No Spoiler Book Review of the Beautiful, Curious, Booker Prize Winning – The English Patient, Michael Ondaatje
Title: The English Patient
Author: Michael Ondaatje
Copyright: 1992 Michael Ondaatje
Blurb: The final curtain is closing on the Second World War, and Hana, a nurse, stays behind in an abandoned Italian villa to tend to her only remaining patient. Rescued by Bedouins from a burning plane, he is English, anonymous, damaged beyond recognition and haunted by his memories of passion and betrayal.
The only clue Hana has to his past is the one thing he clung on to through the fire – a copy of The Histories by Herodotus, covered with hand-written notes describing a painful and ultimately tragic love affair.
Plot – fiction book:
This book has been on my reading list for a while, once I started reading it rang a bell. I think I must have read it years ago, but I’m not surprised I’d forgotten.
Before I watch any movie or TV adaptations I try to read the book. This frees me to immerse myself in the writer’s original work and, importantly, my own imagination. This is a story of deception, memory, old loves, friendships and romances interlink in a confusion of gorgeous phrases, chapters and scenes. It’s a beautifully written lyrical book. The words evoke images of a damaged hot dry landscape, horrors of war and historic damaged architecture. Each page holds another joy.
How lovely is this ‘…The book lay on her lap. She realised that for more thanfive minutes she had been looking at the porousness of the paper, the crease at the corner of page 17 which someone had folded over as a mark. She brushed her hand over its skin. A scurry in her mind like a mouse in the ceiling, a moth on the night window.’
Or how about ‘…Bluebottles stumble in the air and bang into humans as if slamming into a wall, then retreat unconcerned.’
Amongst so many, I think my favourite extract is a view of how lovers and friends can experience deja vu, imagined or real previous meetings. How the time has to be right for things to ‘click’ even though you may have met or nearly met at another time and place.

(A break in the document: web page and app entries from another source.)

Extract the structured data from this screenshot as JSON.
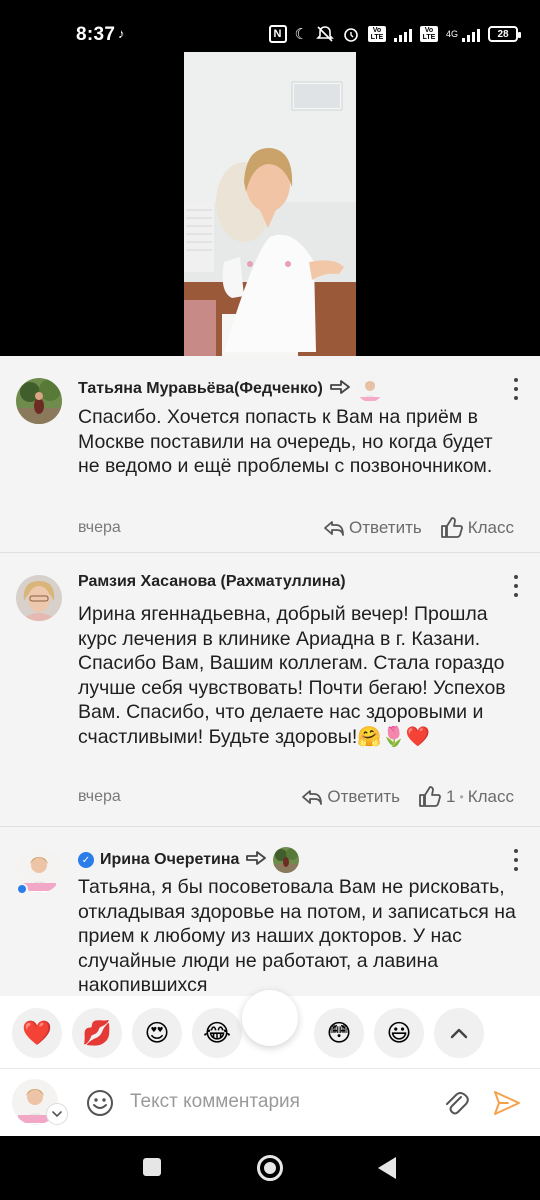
{
  "status_bar": {
    "time": "8:37",
    "network_label": "4G",
    "battery_level": "28"
  },
  "comments": [
    {
      "author": "Татьяна Муравьёва(Федченко)",
      "text": "Спасибо. Хочется попасть к Вам на приём в Москве поставили на очередь, но когда будет не ведомо и ещё проблемы с позвоночником.",
      "time": "вчера",
      "reply_label": "Ответить",
      "like_label": "Класс",
      "like_count": ""
    },
    {
      "author": "Рамзия Хасанова (Рахматуллина)",
      "text": "Ирина ягеннадьевна, добрый вечер! Прошла курс лечения в клинике Ариадна в г. Казани. Спасибо Вам, Вашим коллегам. Стала гораздо лучше себя чувствовать! Почти бегаю! Успехов Вам. Спасибо, что делаете нас здоровыми и счастливыми! Будьте здоровы!🤗🌷❤️",
      "time": "вчера",
      "reply_label": "Ответить",
      "like_label": "Класс",
      "like_count": "1",
      "like_separator": "•"
    },
    {
      "author": "Ирина Очеретина",
      "text": "Татьяна, я бы посоветовала Вам не рисковать, откладывая здоровье на потом, и записаться на прием к любому из наших докторов. У нас случайные люди не работают, а лавина накопившихся",
      "verified": true
    }
  ],
  "reactions": [
    "❤️",
    "💋",
    "😍",
    "😂",
    "",
    "😳",
    "😃"
  ],
  "input": {
    "placeholder": "Текст комментария"
  },
  "colors": {
    "panel_bg": "#f4f4f5",
    "accent_send": "#f7a24a",
    "verified": "#2b7de9"
  }
}
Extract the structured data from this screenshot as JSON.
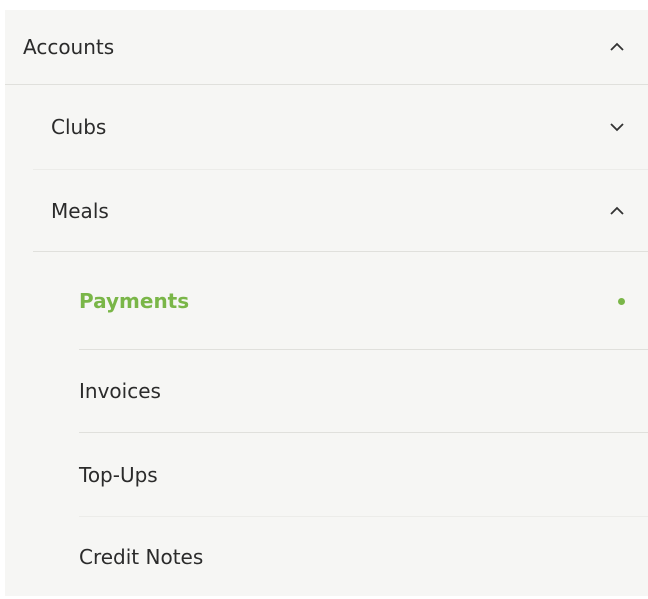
{
  "menu": {
    "accounts": {
      "label": "Accounts",
      "expanded": true
    },
    "clubs": {
      "label": "Clubs",
      "expanded": false
    },
    "meals": {
      "label": "Meals",
      "expanded": true
    },
    "payments": {
      "label": "Payments",
      "active": true
    },
    "invoices": {
      "label": "Invoices"
    },
    "topups": {
      "label": "Top-Ups"
    },
    "credit_notes": {
      "label": "Credit Notes"
    }
  },
  "icons": {
    "expanded": "chevron-up-icon",
    "collapsed": "chevron-down-icon",
    "active": "active-dot-icon"
  },
  "colors": {
    "panel_background": "#f6f6f4",
    "text": "#2b2b2b",
    "active": "#7ab648",
    "divider": "#e0e0dc"
  }
}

I smiled at a mention of Pelmanism. I hadn’t realised the memory game I play was so ancient. You know the one, you scatter cards over the table,face down, you turn over two cards and try to find a match. I was brilliant in my youth but somehow I always get beaten by my grandbabies just as I was by their mum.
Hana – a nurse with a past, hiding from life
Caravaggio – the author gives a clever reference to a Caravaggio painting, as part of a character profile. I’ve not seen this done before and it worked really well. I may even steal the idea, ideas after all are not copyrighted.
Kip – a Indian serving in the British Army
The English Patient – a twist halfway through the book brings everything you read into a different light
Any of you out there who aspire to write, must read, alot. I include classics, both modern and ancient, in my reading list on Goodreads.
Why had I forgotten reading this book? I’m guessing it’s because it is so confusing. The short breaks, the book includes names of long chapters broken into multiple unnamed chapters. I didn’t always follow who was the narrator, whose point of view I was following.
Once I left the book for a couple of days and it took a while to re-immerse myself in its style.
Yes, it’s wonderful, if deep and bewildering. It’s a must read on the bucket list of books. However I’d definitely try to read it quickly so you keep track.
Let me know how you get on.
You may also like:
Book Review – Hunger Games
You can study this book in depth with Spark Notes. WARNING! SPOILERS IN THIS LINK!
(If you use my links to go to pages such as Amazon, to book your holidays, or investigate software options I earn a small commission. You’re supporting my work, enabling me to continue writing and keep this website and content free to you, thank you!)
I hope I’ve inspired you to buy a book and read more. Tweet me from your next coffee stop! If you are busy out and about and you’d like my posts to your email inbox directly, please sign up for the newsletter.